Score a bouquet of Valentine's Day flowers? Lucky you! Now, before you just plop those babies in a vase, take note: there are a few tried and true flower care tips -- and some not-so-ordinary ideas -- that can keep cut roses and other buds looking as fresh as a daisy for a week or more.
As soon as you receive a bouquet of flowers:
1. Use garden shears or a sharp knife to cut about one inch off of each stem at a 45-degree angle. Do not use a regular pair of scissors; the pressure will damage the stems.
2. Fill a vase (or try an unexpected vessel like a metal bucket or a pitcher) two-thirds of the way with lukewarm water.
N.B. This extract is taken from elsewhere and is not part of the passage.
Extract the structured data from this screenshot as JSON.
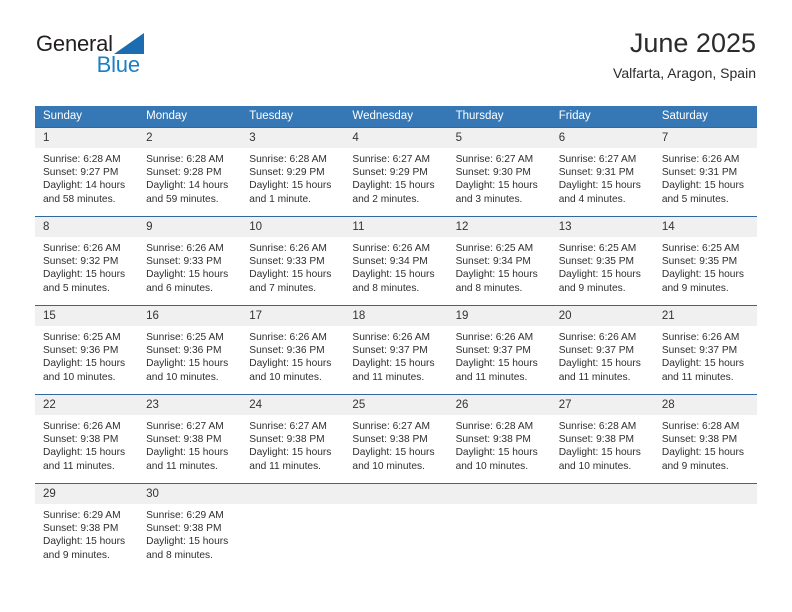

3. Remove any leaves and foliage from the stems before placing them in the water. Decomposing leaves can contaminate the water.
Adding a preservative to the water is a smart way to keep it bacteria-free, and to provide the cut flowers with enough nutrients to hold out a bit longer than they might otherwise. If you don't have store-bought flower preservatives on hand, try one of these DIY preservatives:
Add a few tablespoons of sugar
to a vase filled with lukewarm water. The sugar acts as the plant's food, long after the root supply has been cut off.
Add an aspirin and a penny
to the water to keep the flowers bright and perky for a few extra days. The aspirin lowers the water's pH level, warding off bacteria, and the penny serves as a fungicide.
Add a bit of bleach to the water.
Yes, this last one sounds dangerous, but lots of people swear by it. Be conservative: about 1/4 tablespoon of bleach per quart of water is more than enough. If used in moderation, the bleach helps purify the water and kill bacteria.
Need some guidance for arranging your Valentine's Day roses in the vase? Check out this video!
Got any tips for keeping Valentine's Day flowers fresh? Share your ideas in the comments below!